For most types of equipment, installation of an autolube system takes about a day, with the exception of excavators, paving equipment and some large trucks, which may take a day and a half. Britt says most of his installations occur in the customer’s shop, but if need be he can do them in the field. Excavators are the most complex because of the number of modifications required. “The OEMs put the grease fittings in all the right places for manual greasing and all the wrong places for an autolube system,” he says.
Injectors are typically used in applications where you need high volumes of grease.
“In high-impact areas we change out the factory fittings to high-pressure fittings then go around to another location and redrill our own lube inlets in a more protected area,” Britt says. The fittings are easily replaceable in the field by the contractor, and Britt gives each of his customers a “first aid” kit with extra fittings and hose in case they are needed. But since he has service contracts with many of his customers he does most of the maintenance on the systems he sells.
When it comes to installation, the skill and experience of your distributor can make a difference, Walsh says. “If a distributor is going to put a system in as cheaply as possible you have to ask yourself: ‘Is it going to hold up in the real world? Are lines going to get knocked off?'” he says.
“With an articulating haul truck you have to be sure you’ve designed the system to flex with the articulation of the truck. But a wheel loader or an excavator where you’re banging around in the dirt or rock you have to think about guarding that system.”
There are no hard and fast rules about what goes where, but a good installer who knows his equipment may put the reservoir at ground level for easy refill or up high to avoid damage.
Routing and protecting the hoses so they’re exposed to minimum damage is also critical. Machined or laser-cut steel guards are bolted or welded to the equipment to protect the feed lines or supply lines, Britt says, but knowing where to put these requires experience.
One problem with autolube systems is they make life so easy operators tend to forget they’re there. To keep them from getting complacent, Britt says you have to educate your operators that autolube systems still have daily, weekly and monthly or 250-hour preventive-maintenance checks.
The daily PM consists of just visually inspecting your lines and fittings and reservoir to make sure everything is intact. “We tell them they have to do the daily walkarounds, because while the system will detect a blockage or a plugged line or a spun bushing, it won’t detect a broken line,” Britt says. “So look for any copious quantities of grease in areas where there shouldn’t be. That’s really critical and that’s a two or three minute task.”
Once a week, Britt recommends you manually override the system and allow it to go into the run mode, complete a full system cycle and notify a technician if there is a fault. Monthly to every 250 hours you should conduct a detailed inspection of all the fittings, lines and connections. Also make sure the visual indicator pins are moving up and down to verify the mechanical operation of the valve.

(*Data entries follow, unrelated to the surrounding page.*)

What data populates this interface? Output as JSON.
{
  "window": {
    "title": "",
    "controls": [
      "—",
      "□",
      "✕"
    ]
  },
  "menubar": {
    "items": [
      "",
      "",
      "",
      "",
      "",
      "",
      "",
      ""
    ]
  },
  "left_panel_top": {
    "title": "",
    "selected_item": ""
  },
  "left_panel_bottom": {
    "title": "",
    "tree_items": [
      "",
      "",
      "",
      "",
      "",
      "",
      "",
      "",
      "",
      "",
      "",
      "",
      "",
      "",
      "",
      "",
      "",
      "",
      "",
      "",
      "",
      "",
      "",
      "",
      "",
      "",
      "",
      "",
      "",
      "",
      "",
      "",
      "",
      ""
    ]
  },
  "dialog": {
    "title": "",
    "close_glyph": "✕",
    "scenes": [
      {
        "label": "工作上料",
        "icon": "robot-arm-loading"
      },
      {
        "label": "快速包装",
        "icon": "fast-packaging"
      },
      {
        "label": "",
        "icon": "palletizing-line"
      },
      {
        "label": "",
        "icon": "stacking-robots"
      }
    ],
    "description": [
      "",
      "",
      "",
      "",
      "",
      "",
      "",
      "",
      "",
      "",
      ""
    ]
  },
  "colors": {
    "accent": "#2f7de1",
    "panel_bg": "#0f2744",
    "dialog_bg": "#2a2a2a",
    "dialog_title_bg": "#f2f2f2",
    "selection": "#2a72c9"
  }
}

“Every customer we’ve had who has had success with the autolube systems, it’s almost always come about as a result of ownership,” Britt says. By ownership he means the responsibility of coming to the training class after the system has been installed, keeping up with inspections, making sure mechanics understand the system and doing PM.